Ireland’s abortion laws are being challenged in a landmark European court hearing today which could overturn the Republic’s sovereign right to protect unconditionally “the life of the unborn”.
Three women living in Ireland claim the Republic’s abortion ban violates the European Convention on Human Rights, to which Ireland is a signatory.
The case comes two months after Ireland approved the European Union’s Lisbon Treaty, following guarantees that the country’s pro-life constitution would remain unaffected.
Ironically the threat now comes not from the EU but from the Strasbourg-based Council of Europe, guardian of the Human Rights Convention.
Backed by the Irish Family Planning Association and the British Pregnancy Advisory Service (BPAS), the three anonymous women – identified only as “A, B and C” in court documents – say that being forced to travel abroad for abortions endangered their “health and wellbeing” as safeguarded by the Convention.
The case is being heard in the European Court of Human Rights, with government lawyers arguing that the safeguards of the Human Rights Convention cannot be interpreted as endorsing the right to abortion. They will also insist that, despite the abortion ban, Ireland does supply post-abortion care and counselling.
The Government’s case that Ireland must retain the sovereign right “to determine when life begins” is being supported by the Society for the Protection of Unborn Children and the European Centre for Law and Justice, who argue that rights are attached to “pre-natal life”.
The significance of the case has been highlighted by a decision to hear it before a 17-judge “Grand Chamber” of the Human Rights court, instead of the usual seven-judge hearing.
Abortion was outlawed in Ireland by a 1861 rule which still sets life imprisonment as an option for women convicted of “unlawfully procuring a miscarriage”.
Ireland’s constitution “acknowledges the right to life of the unborn and, with due regard to the equal right to life of the mother, guarantees in its laws to respect, and, as far as practicable, by its laws to defend and vindicate that right.”
The ban was reinforced by public backing in a 1983 referendum.
The women at the centre of the legal challenge say being forced to leave Ireland to terminate their pregnancies caused hardship and unnecessary costs.
One of the three had been diagnosed as at risk of an ectopic pregnancy, with the foetus developing outside the womb.

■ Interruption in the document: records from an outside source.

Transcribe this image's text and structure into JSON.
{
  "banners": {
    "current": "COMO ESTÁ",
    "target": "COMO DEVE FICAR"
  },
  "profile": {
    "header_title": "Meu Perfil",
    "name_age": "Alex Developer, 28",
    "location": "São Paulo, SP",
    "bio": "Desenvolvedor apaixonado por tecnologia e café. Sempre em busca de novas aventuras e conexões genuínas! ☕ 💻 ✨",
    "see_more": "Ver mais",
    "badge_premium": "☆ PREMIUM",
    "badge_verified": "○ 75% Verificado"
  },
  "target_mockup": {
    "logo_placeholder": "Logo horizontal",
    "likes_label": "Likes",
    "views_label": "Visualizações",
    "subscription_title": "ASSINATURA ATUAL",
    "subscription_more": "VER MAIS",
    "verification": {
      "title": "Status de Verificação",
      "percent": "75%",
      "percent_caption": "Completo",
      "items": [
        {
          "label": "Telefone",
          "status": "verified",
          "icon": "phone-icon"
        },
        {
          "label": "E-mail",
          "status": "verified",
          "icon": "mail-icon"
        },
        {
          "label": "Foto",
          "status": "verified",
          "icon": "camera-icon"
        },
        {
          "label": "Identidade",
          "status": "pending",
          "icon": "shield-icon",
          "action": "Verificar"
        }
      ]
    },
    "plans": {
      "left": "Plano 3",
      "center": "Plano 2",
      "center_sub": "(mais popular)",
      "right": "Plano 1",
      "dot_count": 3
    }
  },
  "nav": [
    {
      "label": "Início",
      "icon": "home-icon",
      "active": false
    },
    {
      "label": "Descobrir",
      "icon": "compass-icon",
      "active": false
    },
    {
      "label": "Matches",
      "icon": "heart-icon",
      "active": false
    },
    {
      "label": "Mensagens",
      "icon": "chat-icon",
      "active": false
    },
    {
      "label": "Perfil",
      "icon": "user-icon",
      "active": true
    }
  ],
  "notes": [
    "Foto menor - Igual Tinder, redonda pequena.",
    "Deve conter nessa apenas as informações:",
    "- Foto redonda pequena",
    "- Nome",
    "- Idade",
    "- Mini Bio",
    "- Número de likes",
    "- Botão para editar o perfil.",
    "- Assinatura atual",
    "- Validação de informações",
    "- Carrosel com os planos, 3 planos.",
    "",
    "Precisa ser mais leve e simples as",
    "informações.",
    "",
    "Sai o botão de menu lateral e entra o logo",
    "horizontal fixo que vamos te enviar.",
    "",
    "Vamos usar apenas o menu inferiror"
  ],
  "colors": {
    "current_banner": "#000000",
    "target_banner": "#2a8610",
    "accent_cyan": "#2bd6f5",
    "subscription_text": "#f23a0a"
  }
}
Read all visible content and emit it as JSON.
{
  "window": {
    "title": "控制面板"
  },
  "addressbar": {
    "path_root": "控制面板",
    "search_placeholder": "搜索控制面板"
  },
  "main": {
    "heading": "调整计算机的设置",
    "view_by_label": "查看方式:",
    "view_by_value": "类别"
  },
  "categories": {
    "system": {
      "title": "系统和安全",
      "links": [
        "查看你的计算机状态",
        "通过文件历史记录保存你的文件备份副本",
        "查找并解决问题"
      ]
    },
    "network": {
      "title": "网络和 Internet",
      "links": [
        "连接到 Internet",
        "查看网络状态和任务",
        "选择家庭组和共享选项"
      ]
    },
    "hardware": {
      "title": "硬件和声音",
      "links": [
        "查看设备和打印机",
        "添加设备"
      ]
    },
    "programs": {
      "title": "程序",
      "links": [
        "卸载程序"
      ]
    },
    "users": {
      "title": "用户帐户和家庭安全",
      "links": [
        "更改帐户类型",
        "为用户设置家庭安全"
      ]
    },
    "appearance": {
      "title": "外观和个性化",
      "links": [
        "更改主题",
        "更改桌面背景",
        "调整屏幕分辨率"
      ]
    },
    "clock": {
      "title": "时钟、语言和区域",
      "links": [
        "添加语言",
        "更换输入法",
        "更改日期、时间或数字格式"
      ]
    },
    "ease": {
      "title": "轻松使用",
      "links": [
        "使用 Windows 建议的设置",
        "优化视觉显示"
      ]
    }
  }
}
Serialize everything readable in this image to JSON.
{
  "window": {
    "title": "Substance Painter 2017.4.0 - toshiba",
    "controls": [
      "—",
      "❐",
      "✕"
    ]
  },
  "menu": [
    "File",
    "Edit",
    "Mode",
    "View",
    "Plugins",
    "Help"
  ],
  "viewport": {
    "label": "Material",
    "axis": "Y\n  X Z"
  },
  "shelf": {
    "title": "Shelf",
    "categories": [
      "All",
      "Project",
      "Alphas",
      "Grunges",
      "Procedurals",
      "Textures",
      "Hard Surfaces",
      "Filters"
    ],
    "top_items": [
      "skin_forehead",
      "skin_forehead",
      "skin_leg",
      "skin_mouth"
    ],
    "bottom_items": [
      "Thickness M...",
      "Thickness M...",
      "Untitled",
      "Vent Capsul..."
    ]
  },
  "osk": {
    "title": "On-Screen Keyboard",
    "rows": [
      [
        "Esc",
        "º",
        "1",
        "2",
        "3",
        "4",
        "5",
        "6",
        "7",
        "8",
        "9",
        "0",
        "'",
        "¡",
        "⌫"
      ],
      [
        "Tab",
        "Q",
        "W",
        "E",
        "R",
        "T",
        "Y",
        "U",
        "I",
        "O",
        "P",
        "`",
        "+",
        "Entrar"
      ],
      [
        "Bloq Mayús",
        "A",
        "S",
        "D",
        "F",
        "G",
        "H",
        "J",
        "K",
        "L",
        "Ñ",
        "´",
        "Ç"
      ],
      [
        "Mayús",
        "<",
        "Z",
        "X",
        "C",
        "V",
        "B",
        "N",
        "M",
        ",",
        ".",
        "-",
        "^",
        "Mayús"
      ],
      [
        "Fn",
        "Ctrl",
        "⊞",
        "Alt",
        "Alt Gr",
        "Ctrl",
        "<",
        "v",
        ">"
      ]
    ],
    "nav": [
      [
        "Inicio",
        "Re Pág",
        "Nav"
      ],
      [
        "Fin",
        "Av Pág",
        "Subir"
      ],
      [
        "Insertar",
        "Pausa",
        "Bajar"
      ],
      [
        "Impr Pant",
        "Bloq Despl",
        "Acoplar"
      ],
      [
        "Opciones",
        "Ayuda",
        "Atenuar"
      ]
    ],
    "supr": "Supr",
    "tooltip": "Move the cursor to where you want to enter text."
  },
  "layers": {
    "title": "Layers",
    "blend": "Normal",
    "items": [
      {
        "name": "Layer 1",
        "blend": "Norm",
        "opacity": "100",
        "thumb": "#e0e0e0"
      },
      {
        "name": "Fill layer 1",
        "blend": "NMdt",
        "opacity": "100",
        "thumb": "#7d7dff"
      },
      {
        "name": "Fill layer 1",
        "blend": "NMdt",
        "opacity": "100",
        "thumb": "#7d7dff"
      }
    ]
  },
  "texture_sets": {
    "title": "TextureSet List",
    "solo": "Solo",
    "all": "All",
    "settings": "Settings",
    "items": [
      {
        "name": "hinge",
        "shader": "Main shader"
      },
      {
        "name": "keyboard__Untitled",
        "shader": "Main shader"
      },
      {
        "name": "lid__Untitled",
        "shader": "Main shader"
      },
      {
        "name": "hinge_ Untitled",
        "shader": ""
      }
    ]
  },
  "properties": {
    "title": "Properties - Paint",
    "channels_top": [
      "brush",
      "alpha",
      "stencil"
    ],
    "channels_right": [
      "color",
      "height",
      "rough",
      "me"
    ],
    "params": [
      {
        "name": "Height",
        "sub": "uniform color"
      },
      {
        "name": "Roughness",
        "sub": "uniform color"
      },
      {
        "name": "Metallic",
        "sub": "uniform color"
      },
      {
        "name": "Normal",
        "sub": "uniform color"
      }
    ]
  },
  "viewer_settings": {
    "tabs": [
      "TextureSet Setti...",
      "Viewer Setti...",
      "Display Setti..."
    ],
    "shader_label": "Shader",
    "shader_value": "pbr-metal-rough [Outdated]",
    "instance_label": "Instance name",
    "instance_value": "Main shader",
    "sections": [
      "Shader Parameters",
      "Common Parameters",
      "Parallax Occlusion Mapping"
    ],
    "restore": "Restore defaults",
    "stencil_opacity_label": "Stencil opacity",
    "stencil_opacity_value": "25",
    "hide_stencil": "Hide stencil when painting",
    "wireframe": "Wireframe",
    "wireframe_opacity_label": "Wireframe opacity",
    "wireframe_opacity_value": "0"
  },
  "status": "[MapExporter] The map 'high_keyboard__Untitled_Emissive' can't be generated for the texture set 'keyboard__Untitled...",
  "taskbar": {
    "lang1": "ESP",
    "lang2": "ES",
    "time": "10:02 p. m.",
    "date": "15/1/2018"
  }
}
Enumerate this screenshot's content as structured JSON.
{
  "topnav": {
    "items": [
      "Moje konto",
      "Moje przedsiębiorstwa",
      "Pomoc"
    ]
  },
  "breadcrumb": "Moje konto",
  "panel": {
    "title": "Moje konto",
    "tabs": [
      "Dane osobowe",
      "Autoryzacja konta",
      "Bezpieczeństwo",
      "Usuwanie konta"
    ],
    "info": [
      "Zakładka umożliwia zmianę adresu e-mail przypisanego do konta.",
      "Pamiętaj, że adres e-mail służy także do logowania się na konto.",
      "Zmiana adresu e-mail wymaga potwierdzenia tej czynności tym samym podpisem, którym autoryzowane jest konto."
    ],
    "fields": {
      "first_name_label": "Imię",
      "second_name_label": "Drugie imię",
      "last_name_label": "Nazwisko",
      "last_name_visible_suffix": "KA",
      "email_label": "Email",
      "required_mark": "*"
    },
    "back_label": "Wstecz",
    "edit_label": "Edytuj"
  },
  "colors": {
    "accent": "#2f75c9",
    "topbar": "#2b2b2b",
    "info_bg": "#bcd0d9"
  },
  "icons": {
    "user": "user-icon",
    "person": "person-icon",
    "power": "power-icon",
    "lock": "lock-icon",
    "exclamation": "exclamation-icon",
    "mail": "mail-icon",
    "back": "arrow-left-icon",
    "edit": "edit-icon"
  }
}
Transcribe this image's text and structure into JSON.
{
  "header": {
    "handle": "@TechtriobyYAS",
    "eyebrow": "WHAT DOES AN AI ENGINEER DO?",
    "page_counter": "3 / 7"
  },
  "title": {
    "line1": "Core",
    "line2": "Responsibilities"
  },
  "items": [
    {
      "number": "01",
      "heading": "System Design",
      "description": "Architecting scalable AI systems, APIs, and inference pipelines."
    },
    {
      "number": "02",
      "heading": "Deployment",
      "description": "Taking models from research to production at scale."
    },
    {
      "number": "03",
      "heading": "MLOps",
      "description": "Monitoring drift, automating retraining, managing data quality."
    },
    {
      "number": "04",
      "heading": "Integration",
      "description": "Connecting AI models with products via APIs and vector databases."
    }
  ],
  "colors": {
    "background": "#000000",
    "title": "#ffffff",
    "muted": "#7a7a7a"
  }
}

Another had become pregnant while receiving chemotherapy for cancer. The third already had children who were taken into care because of her inability to cope.
They all complained in 2005 that the pro-life Irish law breached Human Right Convention guarantees of the “right to respect for private and family life, their ”right to life“, the ”prohibition of discrimination“ and ”prohibition of torture“.
After today’s hearing, the final ruling is excepted next year. if the women win their case, Irish abortion law may have to be adjusted to take account of the health and well-being of pregnant women.
Ann Furedi, Chief Executive of the British Pregnancy Advisory Service, the charity which provides abortions and contraception in Britain to women travelling from the Republic of Ireland, commented:
“Hundreds of women travel each year to BPAS from the Republic of Ireland in order to access safe, legal abortion care. This is provided to women in almost every other country as a matter of necessary and responsible law-making.”.
BPAS Medical Director Patricia Lohr said there could never be any “moral justification” for putting barriers between women and medical care:
“Women from the Republic of Ireland often arrive for treatment alone, because they can’t afford to bring their partner or mother to accompany them.
“It’s disturbing that the law in Ireland forces women to pay privately for care abroad. This creates weeks of delay before seeing a doctor while women try to borrow or save up money to pay for travel, accommodation and for their abortion.”
She went on: “The ban means that doctors in Ireland are not routinely issued with proper training and guidance to care for patients in the extremely common situation of seeking an abortion.
“Post-abortion aftercare and follow-up is not easily available in Ireland, meaning women may not get help if they need it, or have to pretend they’ve had a miscarriage to get help.
“You don’t have to be medically qualified to understand that the Irish abortion ban risks women’s physical health, requires abortions to be performed later than necessary, and creates serious emotional upset for women at an already stressful time.”
BPAS, a registered charity since 1968, carried out around 60,000 terminations of pregnancy in 2008.
The organisation says its non-NHS funded clients mostly come to the UK for help from the Republic of Ireland, the North and Italy.